Berhampur, Dec. 25: A large group of endangered Olive Ridley turtles have congregated in the sea near the Rushikulya rookery for mating. Mass nesting of the turtles is expected to take place in the second week of February and authorities will set up cameras along the coast to study the phenomenon.

J.D. Sharma, principal chief conservator of forests, Odisha, S.S. Mishra, divisional forest officer, Berhampur, and other senior officers of the forest department today ventured into the sea near Rushikulya rookery in a patrolling trawler to observe the mating turtles.

“Olive Ridley turtles arrived a few days ago for mating and we hope for good mass nesting this season,” said Rabindranath Sahu, secretary of the Rushikulya Sea Turtle Protection Committee, which has initiated efforts for protecting the endangered sea turtles at the Rushikulya rookery.

Youths from Purunabandha village nearby have formed this group. The group was set up in 1998 and most of its members are fishermen. The group works with technical support from many sea turtle experts such as Bivash Pandav, S.K. Dutta, B.C. Choudhury and Basudev Tripathy.

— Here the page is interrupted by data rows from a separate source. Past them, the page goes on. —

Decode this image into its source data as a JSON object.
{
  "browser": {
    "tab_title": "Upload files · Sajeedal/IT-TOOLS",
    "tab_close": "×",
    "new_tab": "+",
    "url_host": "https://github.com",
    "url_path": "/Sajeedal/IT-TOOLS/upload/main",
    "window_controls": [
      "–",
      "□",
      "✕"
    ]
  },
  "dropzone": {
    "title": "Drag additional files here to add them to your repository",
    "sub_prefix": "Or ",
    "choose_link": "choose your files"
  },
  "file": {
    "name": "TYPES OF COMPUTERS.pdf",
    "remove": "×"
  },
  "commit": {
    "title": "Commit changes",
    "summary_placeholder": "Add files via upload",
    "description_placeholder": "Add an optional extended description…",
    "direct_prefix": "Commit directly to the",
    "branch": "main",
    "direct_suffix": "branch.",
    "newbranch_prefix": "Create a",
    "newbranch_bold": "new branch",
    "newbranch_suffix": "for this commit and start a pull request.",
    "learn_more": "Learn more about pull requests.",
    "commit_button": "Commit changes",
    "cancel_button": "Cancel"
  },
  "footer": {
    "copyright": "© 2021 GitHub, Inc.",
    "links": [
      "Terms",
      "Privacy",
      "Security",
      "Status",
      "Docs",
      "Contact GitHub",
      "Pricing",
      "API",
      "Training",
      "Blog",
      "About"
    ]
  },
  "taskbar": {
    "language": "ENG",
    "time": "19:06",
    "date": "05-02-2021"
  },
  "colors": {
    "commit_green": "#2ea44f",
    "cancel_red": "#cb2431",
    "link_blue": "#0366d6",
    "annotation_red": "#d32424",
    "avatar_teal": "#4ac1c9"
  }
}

In a related development, scientists of the Indian Institute of Technology (IIT) New Delhi studied the possibilities of placing cameras on the three-km beach on the Rushikulya rookery to receive systematic data on nesting and to monitor the security of the eggs buried in sand.

Bibhas Pandav of Wildlife of India also visited Gokharkuda recently to study the mass nesting of the turtles. The cameras would be fitted on the coastline near the rookery from February to March, said Rabindranath Sahu.